REQUIREMENT: Your job is to return the whole listing unchanged while skipping its images.

SUPPLIED RECORDS:
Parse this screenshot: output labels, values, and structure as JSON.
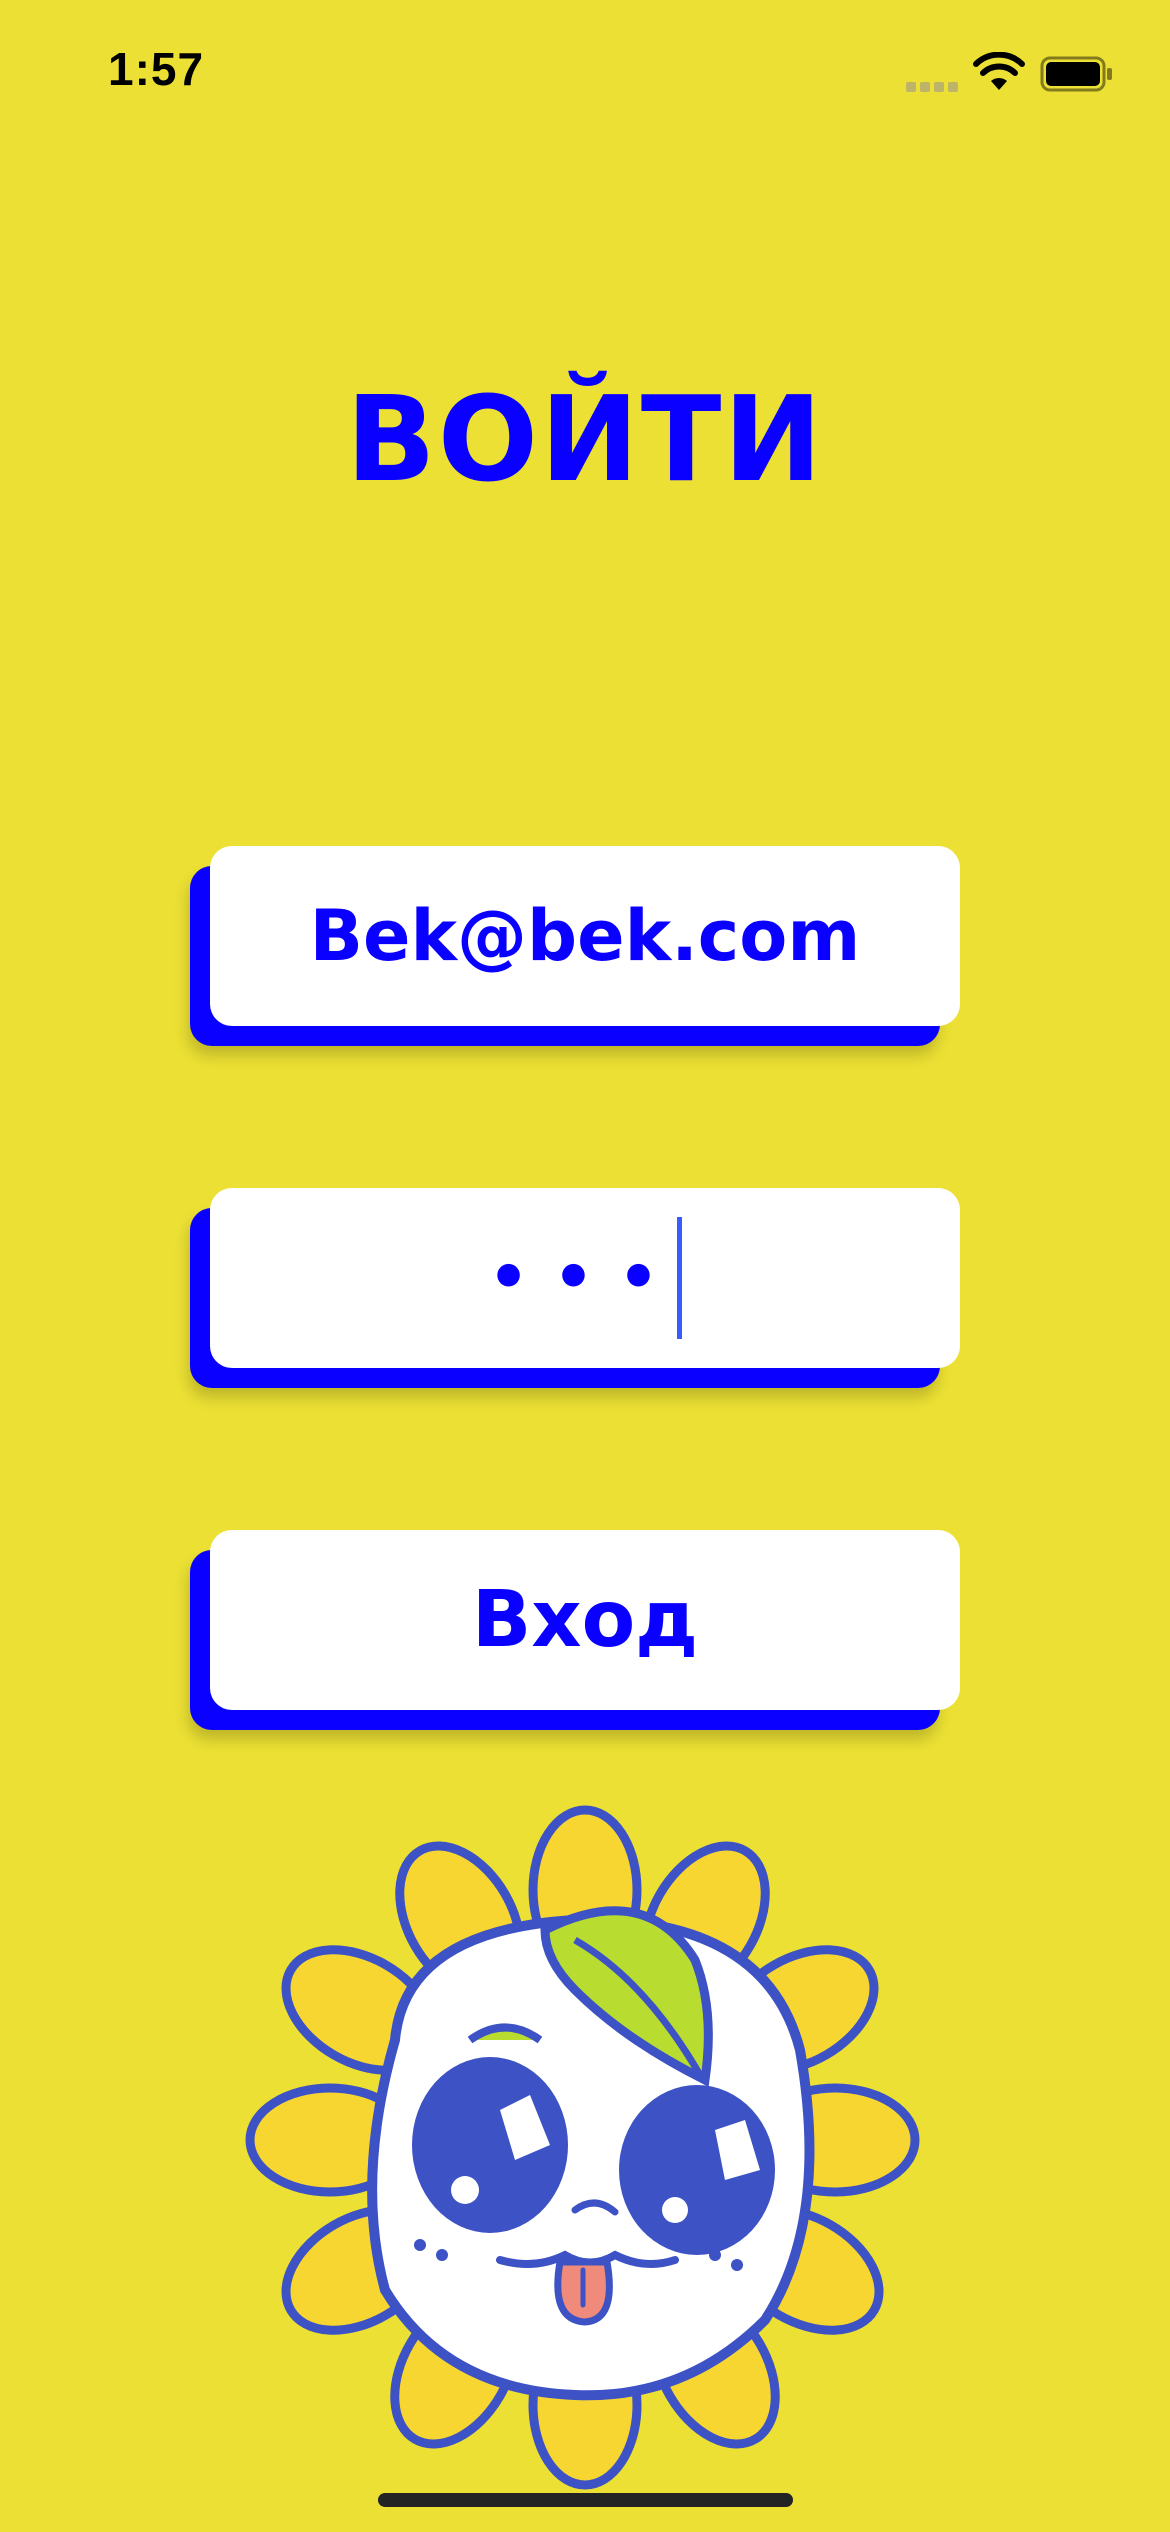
{
  "status_bar": {
    "time": "1:57",
    "icons": [
      "cellular-signal-icon",
      "wifi-icon",
      "battery-icon"
    ]
  },
  "screen": {
    "title": "ВОЙТИ"
  },
  "form": {
    "email_value": "Bek@bek.com",
    "password_masked": "•••",
    "login_button_label": "Вход"
  },
  "illustration": {
    "icon": "flower-mascot-icon"
  },
  "colors": {
    "background": "#ebe033",
    "accent": "#0a00ff",
    "field": "#ffffff",
    "mascot_outline": "#3d52c4",
    "petal": "#f7d632",
    "leaf": "#b8dc30",
    "tongue": "#f08a7a"
  }
}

EXERCISE OUTPUT:
Parse this screenshot: output labels, values, and structure as JSON.
{
  "status_bar": {
    "time": "1:57",
    "icons": [
      "cellular-signal-icon",
      "wifi-icon",
      "battery-icon"
    ]
  },
  "screen": {
    "title": "ВОЙТИ"
  },
  "form": {
    "email_value": "Bek@bek.com",
    "password_masked": "•••",
    "login_button_label": "Вход"
  },
  "illustration": {
    "icon": "flower-mascot-icon"
  },
  "colors": {
    "background": "#ebe033",
    "accent": "#0a00ff",
    "field": "#ffffff",
    "mascot_outline": "#3d52c4",
    "petal": "#f7d632",
    "leaf": "#b8dc30",
    "tongue": "#f08a7a"
  }
}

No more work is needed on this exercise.